### AIM OF THE EXERCISE:
Every record below should be printed exactly as given.

### INFORMATION GIVEN:
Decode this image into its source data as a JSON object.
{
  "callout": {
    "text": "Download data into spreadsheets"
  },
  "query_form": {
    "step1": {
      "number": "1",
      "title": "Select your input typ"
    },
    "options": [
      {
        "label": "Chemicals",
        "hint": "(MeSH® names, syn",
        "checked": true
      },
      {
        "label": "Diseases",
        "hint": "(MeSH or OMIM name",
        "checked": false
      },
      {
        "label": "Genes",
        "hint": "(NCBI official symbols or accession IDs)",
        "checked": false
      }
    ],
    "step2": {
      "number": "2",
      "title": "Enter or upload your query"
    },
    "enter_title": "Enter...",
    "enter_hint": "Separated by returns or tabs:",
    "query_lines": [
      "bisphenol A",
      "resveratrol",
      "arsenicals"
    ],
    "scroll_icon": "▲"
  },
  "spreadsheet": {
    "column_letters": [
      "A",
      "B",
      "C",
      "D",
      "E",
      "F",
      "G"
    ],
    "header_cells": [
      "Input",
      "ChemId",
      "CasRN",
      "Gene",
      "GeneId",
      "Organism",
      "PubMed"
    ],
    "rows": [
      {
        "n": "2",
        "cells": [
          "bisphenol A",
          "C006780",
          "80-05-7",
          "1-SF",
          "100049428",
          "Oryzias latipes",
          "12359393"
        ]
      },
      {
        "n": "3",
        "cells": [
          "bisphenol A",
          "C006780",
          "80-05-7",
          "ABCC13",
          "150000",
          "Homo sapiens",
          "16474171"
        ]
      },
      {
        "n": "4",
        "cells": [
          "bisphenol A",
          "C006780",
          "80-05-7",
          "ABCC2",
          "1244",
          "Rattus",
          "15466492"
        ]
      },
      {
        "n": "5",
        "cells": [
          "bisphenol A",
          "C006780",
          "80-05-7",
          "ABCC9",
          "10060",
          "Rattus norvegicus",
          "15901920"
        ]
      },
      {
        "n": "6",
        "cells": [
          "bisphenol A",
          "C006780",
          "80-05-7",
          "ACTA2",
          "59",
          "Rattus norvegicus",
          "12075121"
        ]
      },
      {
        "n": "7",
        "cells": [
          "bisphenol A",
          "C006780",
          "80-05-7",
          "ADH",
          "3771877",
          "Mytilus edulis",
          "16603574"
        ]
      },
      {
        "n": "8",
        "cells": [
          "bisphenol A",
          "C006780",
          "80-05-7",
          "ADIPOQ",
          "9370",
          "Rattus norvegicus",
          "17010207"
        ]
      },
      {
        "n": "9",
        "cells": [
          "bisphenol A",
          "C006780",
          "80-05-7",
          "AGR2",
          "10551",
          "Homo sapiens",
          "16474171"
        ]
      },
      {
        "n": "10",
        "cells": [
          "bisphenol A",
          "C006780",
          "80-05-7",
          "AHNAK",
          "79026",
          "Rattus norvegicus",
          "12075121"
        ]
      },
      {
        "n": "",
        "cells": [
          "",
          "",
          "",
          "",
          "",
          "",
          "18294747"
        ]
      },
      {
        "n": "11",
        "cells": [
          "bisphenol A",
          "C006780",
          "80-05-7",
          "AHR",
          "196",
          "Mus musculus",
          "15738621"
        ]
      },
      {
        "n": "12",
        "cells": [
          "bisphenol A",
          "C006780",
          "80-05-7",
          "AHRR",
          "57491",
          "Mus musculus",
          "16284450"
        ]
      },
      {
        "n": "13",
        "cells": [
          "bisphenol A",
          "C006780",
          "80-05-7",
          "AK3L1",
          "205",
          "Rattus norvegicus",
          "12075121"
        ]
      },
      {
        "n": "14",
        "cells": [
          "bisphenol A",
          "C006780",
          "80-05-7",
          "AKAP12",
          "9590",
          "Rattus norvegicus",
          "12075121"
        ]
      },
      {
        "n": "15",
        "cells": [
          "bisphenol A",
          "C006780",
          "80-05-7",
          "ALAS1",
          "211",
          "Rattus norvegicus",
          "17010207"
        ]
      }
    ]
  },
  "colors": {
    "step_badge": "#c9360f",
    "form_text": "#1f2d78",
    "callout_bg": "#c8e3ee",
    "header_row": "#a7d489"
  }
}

### REPLY:
Decode this image into its source data as a JSON object.
{
  "callout": {
    "text": "Download data into spreadsheets"
  },
  "query_form": {
    "step1": {
      "number": "1",
      "title": "Select your input typ"
    },
    "options": [
      {
        "label": "Chemicals",
        "hint": "(MeSH® names, syn",
        "checked": true
      },
      {
        "label": "Diseases",
        "hint": "(MeSH or OMIM name",
        "checked": false
      },
      {
        "label": "Genes",
        "hint": "(NCBI official symbols or accession IDs)",
        "checked": false
      }
    ],
    "step2": {
      "number": "2",
      "title": "Enter or upload your query"
    },
    "enter_title": "Enter...",
    "enter_hint": "Separated by returns or tabs:",
    "query_lines": [
      "bisphenol A",
      "resveratrol",
      "arsenicals"
    ],
    "scroll_icon": "▲"
  },
  "spreadsheet": {
    "column_letters": [
      "A",
      "B",
      "C",
      "D",
      "E",
      "F",
      "G"
    ],
    "header_cells": [
      "Input",
      "ChemId",
      "CasRN",
      "Gene",
      "GeneId",
      "Organism",
      "PubMed"
    ],
    "rows": [
      {
        "n": "2",
        "cells": [
          "bisphenol A",
          "C006780",
          "80-05-7",
          "1-SF",
          "100049428",
          "Oryzias latipes",
          "12359393"
        ]
      },
      {
        "n": "3",
        "cells": [
          "bisphenol A",
          "C006780",
          "80-05-7",
          "ABCC13",
          "150000",
          "Homo sapiens",
          "16474171"
        ]
      },
      {
        "n": "4",
        "cells": [
          "bisphenol A",
          "C006780",
          "80-05-7",
          "ABCC2",
          "1244",
          "Rattus",
          "15466492"
        ]
      },
      {
        "n": "5",
        "cells": [
          "bisphenol A",
          "C006780",
          "80-05-7",
          "ABCC9",
          "10060",
          "Rattus norvegicus",
          "15901920"
        ]
      },
      {
        "n": "6",
        "cells": [
          "bisphenol A",
          "C006780",
          "80-05-7",
          "ACTA2",
          "59",
          "Rattus norvegicus",
          "12075121"
        ]
      },
      {
        "n": "7",
        "cells": [
          "bisphenol A",
          "C006780",
          "80-05-7",
          "ADH",
          "3771877",
          "Mytilus edulis",
          "16603574"
        ]
      },
      {
        "n": "8",
        "cells": [
          "bisphenol A",
          "C006780",
          "80-05-7",
          "ADIPOQ",
          "9370",
          "Rattus norvegicus",
          "17010207"
        ]
      },
      {
        "n": "9",
        "cells": [
          "bisphenol A",
          "C006780",
          "80-05-7",
          "AGR2",
          "10551",
          "Homo sapiens",
          "16474171"
        ]
      },
      {
        "n": "10",
        "cells": [
          "bisphenol A",
          "C006780",
          "80-05-7",
          "AHNAK",
          "79026",
          "Rattus norvegicus",
          "12075121"
        ]
      },
      {
        "n": "",
        "cells": [
          "",
          "",
          "",
          "",
          "",
          "",
          "18294747"
        ]
      },
      {
        "n": "11",
        "cells": [
          "bisphenol A",
          "C006780",
          "80-05-7",
          "AHR",
          "196",
          "Mus musculus",
          "15738621"
        ]
      },
      {
        "n": "12",
        "cells": [
          "bisphenol A",
          "C006780",
          "80-05-7",
          "AHRR",
          "57491",
          "Mus musculus",
          "16284450"
        ]
      },
      {
        "n": "13",
        "cells": [
          "bisphenol A",
          "C006780",
          "80-05-7",
          "AK3L1",
          "205",
          "Rattus norvegicus",
          "12075121"
        ]
      },
      {
        "n": "14",
        "cells": [
          "bisphenol A",
          "C006780",
          "80-05-7",
          "AKAP12",
          "9590",
          "Rattus norvegicus",
          "12075121"
        ]
      },
      {
        "n": "15",
        "cells": [
          "bisphenol A",
          "C006780",
          "80-05-7",
          "ALAS1",
          "211",
          "Rattus norvegicus",
          "17010207"
        ]
      }
    ]
  },
  "colors": {
    "step_badge": "#c9360f",
    "form_text": "#1f2d78",
    "callout_bg": "#c8e3ee",
    "header_row": "#a7d489"
  }
}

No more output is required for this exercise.